* Exercise objective
Show all the lines in the data below that include the word "this".

--- Data supplied Enclosed Below ---

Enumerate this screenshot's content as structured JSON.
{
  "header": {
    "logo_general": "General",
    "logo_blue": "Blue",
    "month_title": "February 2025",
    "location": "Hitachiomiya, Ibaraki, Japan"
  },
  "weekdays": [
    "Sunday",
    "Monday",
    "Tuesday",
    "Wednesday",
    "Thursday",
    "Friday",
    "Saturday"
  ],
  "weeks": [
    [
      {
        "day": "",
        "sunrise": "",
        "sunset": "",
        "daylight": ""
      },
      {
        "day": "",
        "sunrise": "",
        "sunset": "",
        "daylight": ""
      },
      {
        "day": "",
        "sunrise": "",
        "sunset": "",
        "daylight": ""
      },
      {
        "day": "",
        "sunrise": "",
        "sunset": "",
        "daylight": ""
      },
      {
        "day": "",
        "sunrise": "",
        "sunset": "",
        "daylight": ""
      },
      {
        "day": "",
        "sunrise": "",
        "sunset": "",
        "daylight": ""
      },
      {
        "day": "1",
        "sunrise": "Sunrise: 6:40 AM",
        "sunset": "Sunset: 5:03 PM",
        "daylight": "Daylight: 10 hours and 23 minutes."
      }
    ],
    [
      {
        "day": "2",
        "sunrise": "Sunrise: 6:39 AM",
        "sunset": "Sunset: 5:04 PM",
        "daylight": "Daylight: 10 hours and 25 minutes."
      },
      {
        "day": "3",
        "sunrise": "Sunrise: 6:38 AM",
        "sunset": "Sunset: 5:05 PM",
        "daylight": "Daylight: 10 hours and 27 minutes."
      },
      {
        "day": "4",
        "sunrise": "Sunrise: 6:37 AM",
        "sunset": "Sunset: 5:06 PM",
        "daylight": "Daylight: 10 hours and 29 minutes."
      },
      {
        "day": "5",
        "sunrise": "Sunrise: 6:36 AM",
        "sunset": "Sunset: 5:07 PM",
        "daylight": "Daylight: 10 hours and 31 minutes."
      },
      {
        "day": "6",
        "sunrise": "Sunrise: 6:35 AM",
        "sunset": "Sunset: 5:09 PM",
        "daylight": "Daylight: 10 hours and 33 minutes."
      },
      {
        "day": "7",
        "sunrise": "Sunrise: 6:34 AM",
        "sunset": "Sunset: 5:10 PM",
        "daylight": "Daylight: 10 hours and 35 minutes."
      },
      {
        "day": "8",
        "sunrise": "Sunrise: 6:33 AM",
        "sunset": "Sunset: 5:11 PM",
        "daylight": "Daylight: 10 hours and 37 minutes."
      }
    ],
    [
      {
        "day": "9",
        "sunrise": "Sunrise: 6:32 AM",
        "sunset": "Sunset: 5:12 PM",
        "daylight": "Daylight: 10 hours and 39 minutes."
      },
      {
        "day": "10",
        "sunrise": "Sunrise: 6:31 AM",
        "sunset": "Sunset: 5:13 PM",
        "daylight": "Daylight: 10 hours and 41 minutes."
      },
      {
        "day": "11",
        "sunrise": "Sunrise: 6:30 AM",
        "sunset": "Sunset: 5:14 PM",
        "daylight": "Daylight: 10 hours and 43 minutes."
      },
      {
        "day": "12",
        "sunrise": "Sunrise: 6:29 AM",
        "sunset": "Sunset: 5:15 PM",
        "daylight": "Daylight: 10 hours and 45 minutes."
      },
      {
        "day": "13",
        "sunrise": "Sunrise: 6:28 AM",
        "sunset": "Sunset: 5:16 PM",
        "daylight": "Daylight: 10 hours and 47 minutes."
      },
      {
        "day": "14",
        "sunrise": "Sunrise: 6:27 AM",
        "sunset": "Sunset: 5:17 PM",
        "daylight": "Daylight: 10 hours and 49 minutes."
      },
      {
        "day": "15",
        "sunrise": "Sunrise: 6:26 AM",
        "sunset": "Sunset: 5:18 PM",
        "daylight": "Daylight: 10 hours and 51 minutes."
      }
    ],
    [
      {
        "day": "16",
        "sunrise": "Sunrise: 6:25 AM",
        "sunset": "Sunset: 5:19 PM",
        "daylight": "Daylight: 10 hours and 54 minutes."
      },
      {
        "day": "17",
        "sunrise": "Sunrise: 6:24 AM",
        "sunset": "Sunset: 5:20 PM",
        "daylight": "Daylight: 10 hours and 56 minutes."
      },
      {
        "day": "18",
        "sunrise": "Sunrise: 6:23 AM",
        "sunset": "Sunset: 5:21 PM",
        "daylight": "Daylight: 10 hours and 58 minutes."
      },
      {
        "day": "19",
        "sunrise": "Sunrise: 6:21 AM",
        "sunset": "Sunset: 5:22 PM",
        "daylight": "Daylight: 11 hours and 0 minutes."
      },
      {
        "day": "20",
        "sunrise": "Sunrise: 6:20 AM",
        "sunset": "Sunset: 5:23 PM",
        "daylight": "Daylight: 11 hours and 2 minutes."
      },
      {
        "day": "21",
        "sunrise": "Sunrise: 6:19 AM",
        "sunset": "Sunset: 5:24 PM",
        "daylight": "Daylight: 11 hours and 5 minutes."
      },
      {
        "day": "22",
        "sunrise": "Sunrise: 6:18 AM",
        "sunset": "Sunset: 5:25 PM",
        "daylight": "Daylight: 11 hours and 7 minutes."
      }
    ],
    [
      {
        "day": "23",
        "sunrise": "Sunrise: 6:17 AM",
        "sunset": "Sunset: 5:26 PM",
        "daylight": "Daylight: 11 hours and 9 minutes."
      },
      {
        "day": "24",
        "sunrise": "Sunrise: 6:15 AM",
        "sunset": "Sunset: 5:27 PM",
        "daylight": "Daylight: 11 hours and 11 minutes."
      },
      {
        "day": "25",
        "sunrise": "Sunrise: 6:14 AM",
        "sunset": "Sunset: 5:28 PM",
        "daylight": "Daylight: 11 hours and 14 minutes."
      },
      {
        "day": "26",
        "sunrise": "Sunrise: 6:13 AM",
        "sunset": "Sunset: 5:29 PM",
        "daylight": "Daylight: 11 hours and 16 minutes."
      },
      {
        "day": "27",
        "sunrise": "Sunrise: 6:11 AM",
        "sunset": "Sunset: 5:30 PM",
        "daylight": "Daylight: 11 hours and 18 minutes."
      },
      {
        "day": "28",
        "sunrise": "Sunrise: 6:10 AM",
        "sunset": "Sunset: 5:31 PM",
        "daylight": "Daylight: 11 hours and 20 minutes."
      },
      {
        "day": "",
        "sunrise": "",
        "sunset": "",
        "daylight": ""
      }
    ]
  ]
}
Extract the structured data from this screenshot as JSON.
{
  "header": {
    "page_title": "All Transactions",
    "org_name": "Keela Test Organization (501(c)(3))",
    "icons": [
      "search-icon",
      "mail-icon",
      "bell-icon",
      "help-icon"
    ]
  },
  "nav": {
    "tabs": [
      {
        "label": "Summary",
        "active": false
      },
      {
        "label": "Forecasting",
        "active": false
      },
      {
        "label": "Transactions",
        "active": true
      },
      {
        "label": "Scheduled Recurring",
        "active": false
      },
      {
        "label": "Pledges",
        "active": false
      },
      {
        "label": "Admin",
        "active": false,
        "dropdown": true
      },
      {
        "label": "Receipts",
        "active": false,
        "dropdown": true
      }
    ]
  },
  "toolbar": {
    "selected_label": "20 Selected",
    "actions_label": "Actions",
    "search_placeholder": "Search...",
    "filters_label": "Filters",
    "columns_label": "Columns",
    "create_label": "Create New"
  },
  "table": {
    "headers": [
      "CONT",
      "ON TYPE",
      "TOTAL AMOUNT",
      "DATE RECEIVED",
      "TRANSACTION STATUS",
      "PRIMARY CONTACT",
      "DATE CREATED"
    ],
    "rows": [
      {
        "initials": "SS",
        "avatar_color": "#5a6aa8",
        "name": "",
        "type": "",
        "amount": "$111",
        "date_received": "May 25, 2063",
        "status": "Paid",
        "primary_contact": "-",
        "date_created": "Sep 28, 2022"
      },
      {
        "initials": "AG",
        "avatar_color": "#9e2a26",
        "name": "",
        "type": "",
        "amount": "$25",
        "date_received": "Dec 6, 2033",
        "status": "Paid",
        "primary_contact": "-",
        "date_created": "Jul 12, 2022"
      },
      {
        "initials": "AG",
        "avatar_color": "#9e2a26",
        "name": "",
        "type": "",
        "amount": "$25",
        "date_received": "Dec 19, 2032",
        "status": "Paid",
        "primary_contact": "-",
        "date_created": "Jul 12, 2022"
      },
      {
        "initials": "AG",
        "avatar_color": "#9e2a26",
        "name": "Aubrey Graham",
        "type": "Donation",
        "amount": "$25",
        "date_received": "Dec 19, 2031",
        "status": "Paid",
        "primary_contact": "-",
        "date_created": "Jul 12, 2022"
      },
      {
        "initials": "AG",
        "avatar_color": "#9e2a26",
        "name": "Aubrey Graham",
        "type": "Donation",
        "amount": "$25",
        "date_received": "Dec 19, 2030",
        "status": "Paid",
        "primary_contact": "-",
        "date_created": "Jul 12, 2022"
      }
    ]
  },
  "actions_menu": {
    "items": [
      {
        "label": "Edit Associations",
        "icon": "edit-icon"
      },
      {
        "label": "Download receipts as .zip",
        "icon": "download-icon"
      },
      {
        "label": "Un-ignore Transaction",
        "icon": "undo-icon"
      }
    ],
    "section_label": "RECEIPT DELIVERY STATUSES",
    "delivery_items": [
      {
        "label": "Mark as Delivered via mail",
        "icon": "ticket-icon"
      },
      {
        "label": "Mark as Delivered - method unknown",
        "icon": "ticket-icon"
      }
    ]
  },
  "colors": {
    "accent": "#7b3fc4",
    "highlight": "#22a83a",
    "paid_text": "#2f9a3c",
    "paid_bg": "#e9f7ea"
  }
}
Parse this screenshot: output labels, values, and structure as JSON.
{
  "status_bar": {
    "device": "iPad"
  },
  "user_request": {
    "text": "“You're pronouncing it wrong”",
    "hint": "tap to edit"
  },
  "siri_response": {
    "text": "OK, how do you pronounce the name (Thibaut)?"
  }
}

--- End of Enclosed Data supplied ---

* Response area
Enumerate this screenshot's content as structured JSON.
Extract the structured data from this screenshot as JSON.
Parse this screenshot: output labels, values, and structure as JSON.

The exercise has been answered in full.